home-charging model.
Collaboration with Pia Grahn (KTH) and Joakim Widén (UU). (Solar Energy 97, 2013)
PV - Household - EV:
Probability distribution model
Paper VIII
It characterized the
variability of all
components combined.
Westminster study
Collaboration with Justin Bishop, Juan José Sarralde, Wei Tian and Ruchi Choudhary (All at Cambridge). (Energy and Buildings 86, 2014)
Paper VI
Study of the potential for PV and
EV in the City of Westminster,
London, UK.
METEONORM + Widén's PV model
Widén Markov-chain model
Home-charging EVs
Solelia solar charging station data
Paper IX
Collaboration with Joakim Widén (UU) and Per Wickman (Solelia). (In proceedings of SIW 2014)
Data analysis of:
PV power production
EV charging
Diurnal average plot for each solar charging station,
PV=Dashed, EV=Solid.
A full coverage of PV in Westminster will during no occasion cause net production.
EV charging can be modeled as an extension to the Widén Markov-chain model.
Data from EV charging reveals no unison in patterns.
Collaboration with Jesper Rydén (UU) and Joakim Widén (UU). (Applied Energy 142, 2015)

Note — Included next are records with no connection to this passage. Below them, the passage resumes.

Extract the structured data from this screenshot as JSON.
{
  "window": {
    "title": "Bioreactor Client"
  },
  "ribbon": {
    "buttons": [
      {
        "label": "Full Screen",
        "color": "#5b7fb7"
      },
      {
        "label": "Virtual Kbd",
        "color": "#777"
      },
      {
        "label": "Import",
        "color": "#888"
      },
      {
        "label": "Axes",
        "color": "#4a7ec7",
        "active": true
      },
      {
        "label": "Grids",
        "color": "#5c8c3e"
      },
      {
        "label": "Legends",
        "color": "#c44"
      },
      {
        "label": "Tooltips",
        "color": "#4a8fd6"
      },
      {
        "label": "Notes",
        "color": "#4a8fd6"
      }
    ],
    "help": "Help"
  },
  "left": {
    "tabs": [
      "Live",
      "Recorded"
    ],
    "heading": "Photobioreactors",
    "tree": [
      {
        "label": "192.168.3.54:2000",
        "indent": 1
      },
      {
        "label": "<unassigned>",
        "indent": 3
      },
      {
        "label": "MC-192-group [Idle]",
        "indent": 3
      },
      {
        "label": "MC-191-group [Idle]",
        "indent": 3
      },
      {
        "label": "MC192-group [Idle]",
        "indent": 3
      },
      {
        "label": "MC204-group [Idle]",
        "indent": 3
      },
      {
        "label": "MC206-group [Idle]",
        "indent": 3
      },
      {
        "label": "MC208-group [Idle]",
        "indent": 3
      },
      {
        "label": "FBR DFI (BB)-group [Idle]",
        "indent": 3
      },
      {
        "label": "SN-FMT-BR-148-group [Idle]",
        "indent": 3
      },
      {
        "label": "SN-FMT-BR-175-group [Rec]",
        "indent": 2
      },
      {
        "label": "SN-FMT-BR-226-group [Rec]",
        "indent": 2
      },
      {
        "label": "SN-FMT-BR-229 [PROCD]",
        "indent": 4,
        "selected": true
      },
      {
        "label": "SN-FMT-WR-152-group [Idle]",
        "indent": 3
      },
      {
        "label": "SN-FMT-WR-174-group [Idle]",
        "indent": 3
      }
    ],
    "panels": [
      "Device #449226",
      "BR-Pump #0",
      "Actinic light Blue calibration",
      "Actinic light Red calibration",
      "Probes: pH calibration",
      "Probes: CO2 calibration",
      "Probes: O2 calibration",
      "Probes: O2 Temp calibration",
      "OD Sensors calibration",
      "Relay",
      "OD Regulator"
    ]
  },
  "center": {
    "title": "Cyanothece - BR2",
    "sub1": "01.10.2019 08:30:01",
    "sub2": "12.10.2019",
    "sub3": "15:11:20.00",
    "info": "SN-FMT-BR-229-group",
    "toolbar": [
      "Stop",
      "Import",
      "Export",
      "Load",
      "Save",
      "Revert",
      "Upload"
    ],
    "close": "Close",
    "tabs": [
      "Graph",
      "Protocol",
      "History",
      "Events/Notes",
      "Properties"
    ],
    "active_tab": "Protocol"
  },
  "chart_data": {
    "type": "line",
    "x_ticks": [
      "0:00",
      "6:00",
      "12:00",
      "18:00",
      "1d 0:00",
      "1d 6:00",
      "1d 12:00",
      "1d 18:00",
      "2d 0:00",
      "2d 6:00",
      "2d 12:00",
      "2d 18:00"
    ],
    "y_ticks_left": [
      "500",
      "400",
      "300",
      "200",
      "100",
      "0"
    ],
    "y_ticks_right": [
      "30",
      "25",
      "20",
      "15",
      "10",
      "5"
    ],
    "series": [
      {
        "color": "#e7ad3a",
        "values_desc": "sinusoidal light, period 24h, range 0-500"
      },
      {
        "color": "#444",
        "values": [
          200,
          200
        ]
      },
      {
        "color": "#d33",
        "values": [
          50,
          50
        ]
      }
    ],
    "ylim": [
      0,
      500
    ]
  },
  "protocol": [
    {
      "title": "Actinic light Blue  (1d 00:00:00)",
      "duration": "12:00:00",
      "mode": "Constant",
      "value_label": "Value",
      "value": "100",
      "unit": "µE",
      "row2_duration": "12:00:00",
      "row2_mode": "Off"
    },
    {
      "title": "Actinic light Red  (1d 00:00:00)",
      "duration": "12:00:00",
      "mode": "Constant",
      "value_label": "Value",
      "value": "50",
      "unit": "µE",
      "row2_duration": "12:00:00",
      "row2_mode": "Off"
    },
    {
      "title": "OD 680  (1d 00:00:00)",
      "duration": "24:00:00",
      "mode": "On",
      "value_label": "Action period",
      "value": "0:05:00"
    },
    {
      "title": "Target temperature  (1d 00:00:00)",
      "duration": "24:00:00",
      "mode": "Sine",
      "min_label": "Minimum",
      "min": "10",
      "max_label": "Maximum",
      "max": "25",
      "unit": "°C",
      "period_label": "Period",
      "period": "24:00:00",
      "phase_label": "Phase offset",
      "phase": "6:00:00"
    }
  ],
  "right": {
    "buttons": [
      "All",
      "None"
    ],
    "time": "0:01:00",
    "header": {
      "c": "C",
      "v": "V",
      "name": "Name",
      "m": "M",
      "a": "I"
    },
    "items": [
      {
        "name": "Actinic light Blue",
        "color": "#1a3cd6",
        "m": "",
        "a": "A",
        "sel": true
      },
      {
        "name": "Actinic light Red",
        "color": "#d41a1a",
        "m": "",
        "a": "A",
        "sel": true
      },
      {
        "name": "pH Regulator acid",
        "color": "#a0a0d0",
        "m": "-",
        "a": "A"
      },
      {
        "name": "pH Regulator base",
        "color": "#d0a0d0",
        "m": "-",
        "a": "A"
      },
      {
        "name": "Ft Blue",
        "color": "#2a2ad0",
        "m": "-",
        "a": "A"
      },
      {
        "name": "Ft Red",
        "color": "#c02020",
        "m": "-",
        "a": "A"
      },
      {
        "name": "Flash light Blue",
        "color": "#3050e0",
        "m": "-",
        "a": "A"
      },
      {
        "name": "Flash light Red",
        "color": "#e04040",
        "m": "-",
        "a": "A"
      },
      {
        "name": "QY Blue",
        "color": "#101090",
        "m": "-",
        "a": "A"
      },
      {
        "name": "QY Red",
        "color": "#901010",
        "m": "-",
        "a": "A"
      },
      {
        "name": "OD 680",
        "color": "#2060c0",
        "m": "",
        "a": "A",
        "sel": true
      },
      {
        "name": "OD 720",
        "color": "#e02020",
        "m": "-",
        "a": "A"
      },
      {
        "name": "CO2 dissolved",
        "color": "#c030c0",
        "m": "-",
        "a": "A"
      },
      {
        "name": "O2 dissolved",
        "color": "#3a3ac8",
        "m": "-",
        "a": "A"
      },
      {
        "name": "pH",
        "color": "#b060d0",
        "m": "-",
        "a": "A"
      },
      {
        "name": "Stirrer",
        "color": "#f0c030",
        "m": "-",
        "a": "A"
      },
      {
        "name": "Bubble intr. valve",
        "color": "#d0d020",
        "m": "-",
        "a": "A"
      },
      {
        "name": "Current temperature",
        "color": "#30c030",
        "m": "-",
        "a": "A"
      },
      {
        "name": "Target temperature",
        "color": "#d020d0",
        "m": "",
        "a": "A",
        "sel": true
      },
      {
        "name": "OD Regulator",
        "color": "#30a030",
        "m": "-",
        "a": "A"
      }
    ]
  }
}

Collaboration with Jesper Ryden (UU), Joakim Widen (UU) and David LIngfors (UU). (Manuscript)
Collaboration with Joakim Widén (UU). (Manuscript)
Collaboration with Jesper Rydén (UU) and Joakim Widén (UU). (Applied Energy 135, 2014)
Viktor Vasnetsov (Wikimedia commons)
It is based on the probability of
going from one activity to another.

And electricity use associated
with each activity.
Total EV charging is about the same as the total PV power production over nearly a year.
The mismatch between load and production is less pronounced for aggregates.
Full transcript